» TASK OBJECTIVE
In the records, find every line with the word "your" and copy it out.

☆ ☆ ☆ ☆ ☆

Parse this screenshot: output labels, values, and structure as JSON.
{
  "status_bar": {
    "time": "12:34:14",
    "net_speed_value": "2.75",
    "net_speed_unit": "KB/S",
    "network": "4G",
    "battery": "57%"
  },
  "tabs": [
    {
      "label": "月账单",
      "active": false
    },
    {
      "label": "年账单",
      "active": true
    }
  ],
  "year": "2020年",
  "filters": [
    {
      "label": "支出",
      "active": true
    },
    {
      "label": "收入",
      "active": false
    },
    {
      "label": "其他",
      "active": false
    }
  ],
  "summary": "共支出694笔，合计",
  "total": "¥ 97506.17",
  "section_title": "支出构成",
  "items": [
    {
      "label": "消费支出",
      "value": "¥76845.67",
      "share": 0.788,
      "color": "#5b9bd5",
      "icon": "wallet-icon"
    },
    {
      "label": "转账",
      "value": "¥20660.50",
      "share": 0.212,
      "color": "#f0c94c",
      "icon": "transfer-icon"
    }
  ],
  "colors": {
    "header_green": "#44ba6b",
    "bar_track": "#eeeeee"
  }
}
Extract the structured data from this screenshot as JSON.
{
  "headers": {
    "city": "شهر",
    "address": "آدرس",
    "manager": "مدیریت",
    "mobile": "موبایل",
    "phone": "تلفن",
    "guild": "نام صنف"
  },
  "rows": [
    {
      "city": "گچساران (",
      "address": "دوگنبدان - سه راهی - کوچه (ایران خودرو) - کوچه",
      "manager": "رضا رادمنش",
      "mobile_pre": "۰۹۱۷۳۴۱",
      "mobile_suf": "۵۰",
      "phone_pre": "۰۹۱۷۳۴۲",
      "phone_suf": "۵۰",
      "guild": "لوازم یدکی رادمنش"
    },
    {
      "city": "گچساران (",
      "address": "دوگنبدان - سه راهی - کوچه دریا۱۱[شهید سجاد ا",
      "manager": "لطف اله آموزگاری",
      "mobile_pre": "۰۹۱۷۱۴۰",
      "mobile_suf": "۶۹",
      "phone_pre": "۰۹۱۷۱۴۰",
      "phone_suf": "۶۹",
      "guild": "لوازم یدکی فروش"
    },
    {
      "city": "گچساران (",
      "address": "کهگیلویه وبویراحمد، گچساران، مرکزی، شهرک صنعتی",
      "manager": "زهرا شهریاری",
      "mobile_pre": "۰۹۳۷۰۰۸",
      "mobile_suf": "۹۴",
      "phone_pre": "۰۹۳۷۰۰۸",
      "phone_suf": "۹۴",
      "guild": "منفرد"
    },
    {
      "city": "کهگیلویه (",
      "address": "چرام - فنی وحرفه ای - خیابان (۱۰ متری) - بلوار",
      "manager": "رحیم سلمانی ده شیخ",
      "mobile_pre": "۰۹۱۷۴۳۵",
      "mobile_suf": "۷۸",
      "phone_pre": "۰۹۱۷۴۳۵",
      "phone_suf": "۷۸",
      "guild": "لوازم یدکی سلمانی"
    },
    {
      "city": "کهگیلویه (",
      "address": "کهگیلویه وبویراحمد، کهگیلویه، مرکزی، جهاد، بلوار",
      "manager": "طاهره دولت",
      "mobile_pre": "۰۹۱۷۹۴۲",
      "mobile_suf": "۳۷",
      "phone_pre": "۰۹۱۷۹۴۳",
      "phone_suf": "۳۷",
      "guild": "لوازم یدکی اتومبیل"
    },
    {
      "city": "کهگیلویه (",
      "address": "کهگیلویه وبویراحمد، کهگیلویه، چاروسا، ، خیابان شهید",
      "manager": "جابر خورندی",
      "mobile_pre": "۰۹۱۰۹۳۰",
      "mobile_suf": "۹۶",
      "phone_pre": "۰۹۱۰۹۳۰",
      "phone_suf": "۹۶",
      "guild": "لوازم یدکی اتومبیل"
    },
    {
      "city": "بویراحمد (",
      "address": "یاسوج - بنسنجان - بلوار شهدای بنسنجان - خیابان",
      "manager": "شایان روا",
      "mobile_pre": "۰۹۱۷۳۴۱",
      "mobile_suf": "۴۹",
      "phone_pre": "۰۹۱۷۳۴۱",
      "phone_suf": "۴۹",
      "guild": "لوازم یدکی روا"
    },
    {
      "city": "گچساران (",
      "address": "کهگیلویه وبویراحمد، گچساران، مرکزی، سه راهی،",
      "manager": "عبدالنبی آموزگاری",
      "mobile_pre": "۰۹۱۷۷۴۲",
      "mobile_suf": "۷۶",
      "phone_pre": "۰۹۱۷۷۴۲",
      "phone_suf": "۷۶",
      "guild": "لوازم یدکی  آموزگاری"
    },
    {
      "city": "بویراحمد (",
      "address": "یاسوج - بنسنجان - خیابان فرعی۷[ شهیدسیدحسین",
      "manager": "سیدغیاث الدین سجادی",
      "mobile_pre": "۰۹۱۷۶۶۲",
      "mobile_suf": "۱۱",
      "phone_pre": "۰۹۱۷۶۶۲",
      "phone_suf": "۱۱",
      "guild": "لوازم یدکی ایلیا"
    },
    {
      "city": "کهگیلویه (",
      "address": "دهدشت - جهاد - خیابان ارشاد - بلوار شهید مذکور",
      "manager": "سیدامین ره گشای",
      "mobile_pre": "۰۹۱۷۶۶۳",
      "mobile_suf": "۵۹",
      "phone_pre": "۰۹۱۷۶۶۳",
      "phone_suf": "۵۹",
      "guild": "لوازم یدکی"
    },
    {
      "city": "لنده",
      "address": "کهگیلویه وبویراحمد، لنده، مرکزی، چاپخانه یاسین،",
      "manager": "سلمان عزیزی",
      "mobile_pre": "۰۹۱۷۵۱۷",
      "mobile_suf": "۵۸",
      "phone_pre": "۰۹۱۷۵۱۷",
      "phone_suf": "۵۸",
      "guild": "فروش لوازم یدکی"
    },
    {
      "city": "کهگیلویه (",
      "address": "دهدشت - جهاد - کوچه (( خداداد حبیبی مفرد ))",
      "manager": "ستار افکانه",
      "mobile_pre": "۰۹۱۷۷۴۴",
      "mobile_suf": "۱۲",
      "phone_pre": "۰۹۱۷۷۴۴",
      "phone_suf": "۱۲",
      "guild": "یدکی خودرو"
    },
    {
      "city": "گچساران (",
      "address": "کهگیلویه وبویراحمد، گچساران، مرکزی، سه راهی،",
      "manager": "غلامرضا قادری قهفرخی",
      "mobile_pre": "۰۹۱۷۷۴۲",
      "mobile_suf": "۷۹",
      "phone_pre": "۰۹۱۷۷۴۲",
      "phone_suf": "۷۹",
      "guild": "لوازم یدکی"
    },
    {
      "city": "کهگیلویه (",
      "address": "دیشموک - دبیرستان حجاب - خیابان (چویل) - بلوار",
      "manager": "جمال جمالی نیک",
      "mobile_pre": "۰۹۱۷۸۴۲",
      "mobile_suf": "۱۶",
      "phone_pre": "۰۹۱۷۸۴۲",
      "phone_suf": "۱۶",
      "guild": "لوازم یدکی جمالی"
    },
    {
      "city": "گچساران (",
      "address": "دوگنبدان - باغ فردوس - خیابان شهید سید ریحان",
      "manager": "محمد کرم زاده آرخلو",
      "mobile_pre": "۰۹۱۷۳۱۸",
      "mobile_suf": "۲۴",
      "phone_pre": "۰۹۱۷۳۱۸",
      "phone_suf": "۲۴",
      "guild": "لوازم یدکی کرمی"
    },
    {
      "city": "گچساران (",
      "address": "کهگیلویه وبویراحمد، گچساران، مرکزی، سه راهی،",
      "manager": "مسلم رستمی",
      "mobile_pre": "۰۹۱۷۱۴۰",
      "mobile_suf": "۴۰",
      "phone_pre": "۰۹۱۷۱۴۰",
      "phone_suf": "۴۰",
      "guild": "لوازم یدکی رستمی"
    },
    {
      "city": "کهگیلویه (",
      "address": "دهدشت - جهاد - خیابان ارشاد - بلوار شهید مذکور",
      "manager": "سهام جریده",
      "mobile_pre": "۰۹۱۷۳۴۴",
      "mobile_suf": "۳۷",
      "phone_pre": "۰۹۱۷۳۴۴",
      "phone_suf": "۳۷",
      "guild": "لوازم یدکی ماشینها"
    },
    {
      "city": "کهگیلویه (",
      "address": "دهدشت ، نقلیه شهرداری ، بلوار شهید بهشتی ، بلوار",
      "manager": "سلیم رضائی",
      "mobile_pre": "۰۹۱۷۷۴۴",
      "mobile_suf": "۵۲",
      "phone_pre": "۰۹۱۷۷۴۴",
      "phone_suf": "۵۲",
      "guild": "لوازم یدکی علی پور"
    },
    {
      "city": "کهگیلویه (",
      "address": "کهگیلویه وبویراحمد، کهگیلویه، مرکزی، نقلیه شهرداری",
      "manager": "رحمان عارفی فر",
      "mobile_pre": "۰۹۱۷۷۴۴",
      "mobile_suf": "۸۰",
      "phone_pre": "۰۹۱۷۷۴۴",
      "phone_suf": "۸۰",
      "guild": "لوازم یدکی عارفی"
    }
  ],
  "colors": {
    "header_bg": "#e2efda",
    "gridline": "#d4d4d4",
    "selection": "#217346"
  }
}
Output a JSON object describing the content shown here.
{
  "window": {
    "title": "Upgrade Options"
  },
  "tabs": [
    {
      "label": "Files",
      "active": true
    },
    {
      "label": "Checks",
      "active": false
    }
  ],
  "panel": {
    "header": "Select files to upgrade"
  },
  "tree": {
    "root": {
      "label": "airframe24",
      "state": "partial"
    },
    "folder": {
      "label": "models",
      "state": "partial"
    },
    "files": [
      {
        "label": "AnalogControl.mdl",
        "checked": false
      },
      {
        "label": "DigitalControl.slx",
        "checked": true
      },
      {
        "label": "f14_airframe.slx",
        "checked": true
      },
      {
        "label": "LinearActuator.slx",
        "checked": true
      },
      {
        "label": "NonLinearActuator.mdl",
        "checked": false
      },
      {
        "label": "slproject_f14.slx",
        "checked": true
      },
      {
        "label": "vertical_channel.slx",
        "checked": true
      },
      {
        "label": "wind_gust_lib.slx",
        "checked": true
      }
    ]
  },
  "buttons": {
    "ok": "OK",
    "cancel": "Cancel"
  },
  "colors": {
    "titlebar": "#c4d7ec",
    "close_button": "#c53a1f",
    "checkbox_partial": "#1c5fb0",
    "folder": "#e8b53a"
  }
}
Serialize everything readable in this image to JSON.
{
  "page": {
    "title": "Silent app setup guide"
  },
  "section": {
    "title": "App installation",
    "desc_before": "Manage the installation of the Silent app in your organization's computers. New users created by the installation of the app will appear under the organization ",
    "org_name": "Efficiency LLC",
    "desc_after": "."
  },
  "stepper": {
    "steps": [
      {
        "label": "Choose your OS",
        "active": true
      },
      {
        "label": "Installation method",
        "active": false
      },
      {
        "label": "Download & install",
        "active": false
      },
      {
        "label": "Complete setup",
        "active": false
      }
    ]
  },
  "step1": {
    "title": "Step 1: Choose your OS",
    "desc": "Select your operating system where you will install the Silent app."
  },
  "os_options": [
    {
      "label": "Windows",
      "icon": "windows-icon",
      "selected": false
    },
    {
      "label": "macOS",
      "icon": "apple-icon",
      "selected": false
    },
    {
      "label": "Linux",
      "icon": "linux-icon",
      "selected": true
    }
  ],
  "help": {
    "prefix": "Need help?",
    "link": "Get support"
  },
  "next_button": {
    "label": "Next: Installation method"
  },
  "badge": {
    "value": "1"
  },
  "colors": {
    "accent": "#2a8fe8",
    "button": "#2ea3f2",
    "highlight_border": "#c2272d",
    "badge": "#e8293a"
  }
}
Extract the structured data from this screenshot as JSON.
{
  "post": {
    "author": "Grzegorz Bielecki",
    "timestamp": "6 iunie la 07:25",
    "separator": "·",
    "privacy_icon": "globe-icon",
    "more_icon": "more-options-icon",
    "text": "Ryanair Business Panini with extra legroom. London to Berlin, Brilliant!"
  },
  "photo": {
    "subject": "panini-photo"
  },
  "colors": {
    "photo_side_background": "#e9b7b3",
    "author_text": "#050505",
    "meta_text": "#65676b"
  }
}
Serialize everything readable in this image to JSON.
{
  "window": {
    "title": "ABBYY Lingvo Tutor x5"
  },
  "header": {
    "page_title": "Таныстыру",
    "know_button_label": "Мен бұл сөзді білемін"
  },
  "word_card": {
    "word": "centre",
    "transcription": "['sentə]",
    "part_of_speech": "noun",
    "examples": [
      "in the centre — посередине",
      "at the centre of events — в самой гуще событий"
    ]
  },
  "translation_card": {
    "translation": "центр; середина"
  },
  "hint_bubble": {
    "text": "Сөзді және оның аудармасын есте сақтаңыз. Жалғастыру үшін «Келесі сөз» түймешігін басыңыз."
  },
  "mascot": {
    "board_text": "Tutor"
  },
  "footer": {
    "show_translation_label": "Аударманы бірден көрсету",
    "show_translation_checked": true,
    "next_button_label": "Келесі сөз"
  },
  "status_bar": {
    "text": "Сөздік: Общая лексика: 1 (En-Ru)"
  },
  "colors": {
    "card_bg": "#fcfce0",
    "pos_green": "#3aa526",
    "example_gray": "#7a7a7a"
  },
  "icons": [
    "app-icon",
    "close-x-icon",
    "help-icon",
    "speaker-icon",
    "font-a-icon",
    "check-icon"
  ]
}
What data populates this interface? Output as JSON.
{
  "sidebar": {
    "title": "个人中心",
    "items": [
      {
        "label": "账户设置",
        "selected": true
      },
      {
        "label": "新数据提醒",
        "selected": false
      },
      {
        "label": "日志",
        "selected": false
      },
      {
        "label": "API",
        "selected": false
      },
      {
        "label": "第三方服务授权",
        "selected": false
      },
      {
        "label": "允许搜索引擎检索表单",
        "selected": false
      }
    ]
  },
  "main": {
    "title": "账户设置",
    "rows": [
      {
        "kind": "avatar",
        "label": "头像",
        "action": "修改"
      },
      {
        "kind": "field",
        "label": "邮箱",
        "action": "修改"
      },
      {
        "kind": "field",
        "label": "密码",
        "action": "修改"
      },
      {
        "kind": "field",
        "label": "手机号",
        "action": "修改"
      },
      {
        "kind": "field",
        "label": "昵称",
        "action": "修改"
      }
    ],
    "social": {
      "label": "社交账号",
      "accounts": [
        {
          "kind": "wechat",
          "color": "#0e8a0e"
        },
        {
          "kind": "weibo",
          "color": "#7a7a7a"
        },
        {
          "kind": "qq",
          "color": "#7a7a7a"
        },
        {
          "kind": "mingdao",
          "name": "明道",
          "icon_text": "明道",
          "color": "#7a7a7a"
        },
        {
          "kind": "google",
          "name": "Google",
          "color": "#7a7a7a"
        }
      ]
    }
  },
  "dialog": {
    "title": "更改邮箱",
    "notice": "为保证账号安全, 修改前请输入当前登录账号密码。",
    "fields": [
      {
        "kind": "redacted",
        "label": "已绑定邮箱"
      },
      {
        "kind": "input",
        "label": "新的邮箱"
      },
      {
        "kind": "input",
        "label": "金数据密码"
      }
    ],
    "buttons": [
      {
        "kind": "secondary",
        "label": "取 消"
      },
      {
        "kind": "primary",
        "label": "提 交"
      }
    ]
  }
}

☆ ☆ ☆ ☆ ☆

» ANSWER SECTION
    "desc_before": "Manage the installation of the Silent app in your organization's computers. New users created by the installation of the app will appear under the organization ",
        "label": "Choose your OS",
    "title": "Step 1: Choose your OS",
    "desc": "Select your operating system where you will install the Silent app."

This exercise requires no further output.